Hard to believe, but it’s been a year exactly since our two grizzly cubs arrived as rescued orphans. Now well over a year old, Huckleberry and Hawthorne are much bigger, much stronger but just as lovable. The bear equivalent to teenagers, they are looking a lot more like adults, but still love to play like cubs.

Our keepers are celebrating with a special enrichment at 1pm Saturday Aug. 3: yummy watermelon cake for both bears.

We decided to honor the moment with a side-by-side comparison of our cubs, then and now.


Alaska grizzly cub
Hawthorne at a few months old.

Then: Hawthorne weighed 90 lb, Huckleberry 80 lb.

Now: Hawthorne weighs 340 lb, Huckleberry 311 lb. Wow! But they’re not done yet. As adults they’ll weigh around 800 lb.


Hawthorne grizzly
Hawthorne, big and strong.

Then: Loved to carry branches, push over weeble toys.

Now: Can throw big rocks and logs. “Anything they decide to throw into the pool, I can’t pull it out,” says keeper Haley Withers. They’re also now able to dig a 4×4-foot hole in one day, Withers says.


Then: Three meals a day, with meat chopped into chunks and new veggies gradually introduced.

Now: Together the cubs eat over 40 lb of food every day. They eat more meat and fish than a year ago, exploring new items like fish heads, big bones and spring greens.


grizzly cub tooth
Huckleberry lost a baby tooth during his first physical.

Then: Tiny baby teeth.

Now: A mouthful of very adult bear teeth.


grizzly bear teeth
Huckleberry showing his adult teeth.

Then: Lots of naps in the den.

Now: They sleep longer at night, but still like a daytime nap out in the sun.


Then: Learning behaviors to help with their care.

Now: Can do many behaviors: showing each paw, standing tall, sitting, lying, and opening their mouths wide to show all those teeth. Next up: Learning how to be still for a vaccine injection.


grizzly cub playing
Hawthorne as a small cub with his weeble.

Then: Exploring their new home, trying out the pool, attempting to climb trees, rolling on weeble toys.

Now: Rearranging the logs in their new home, wrestling in the pool, exploring puzzle feeders (enrichment items given to animals to give them mental and physical stimulation), but not so much tree-climbing these days. “Their favorite thing is pool time,” says Withers, “and they can spend hours with puzzle feeders. And they love tearing up the logs in the yard into mulch.”

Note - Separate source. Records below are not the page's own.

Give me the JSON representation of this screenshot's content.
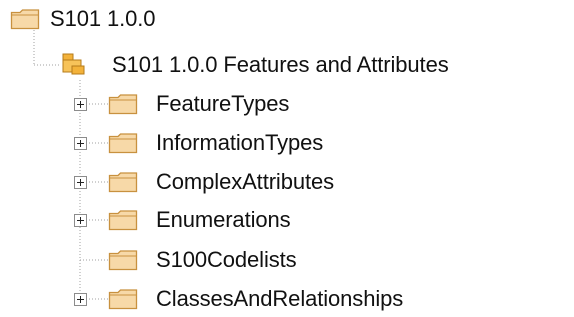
{
  "tree": {
    "root": {
      "label": "S101 1.0.0",
      "icon": "folder-icon"
    },
    "package": {
      "label": "S101 1.0.0 Features and Attributes",
      "icon": "package-icon"
    },
    "children": [
      {
        "label": "FeatureTypes",
        "icon": "folder-icon",
        "expandable": true
      },
      {
        "label": "InformationTypes",
        "icon": "folder-icon",
        "expandable": true
      },
      {
        "label": "ComplexAttributes",
        "icon": "folder-icon",
        "expandable": true
      },
      {
        "label": "Enumerations",
        "icon": "folder-icon",
        "expandable": true
      },
      {
        "label": "S100Codelists",
        "icon": "folder-icon",
        "expandable": false
      },
      {
        "label": "ClassesAndRelationships",
        "icon": "folder-icon",
        "expandable": true
      }
    ]
  },
  "colors": {
    "folder_fill": "#F7D9A8",
    "folder_stroke": "#C8913F",
    "package_fill": "#F3B23A",
    "text": "#111111",
    "tree_lines": "#A0A0A0"
  }
}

Oh, and they still love the weebles – though they don’t quite fit inside them anymore.

two grizzly cubs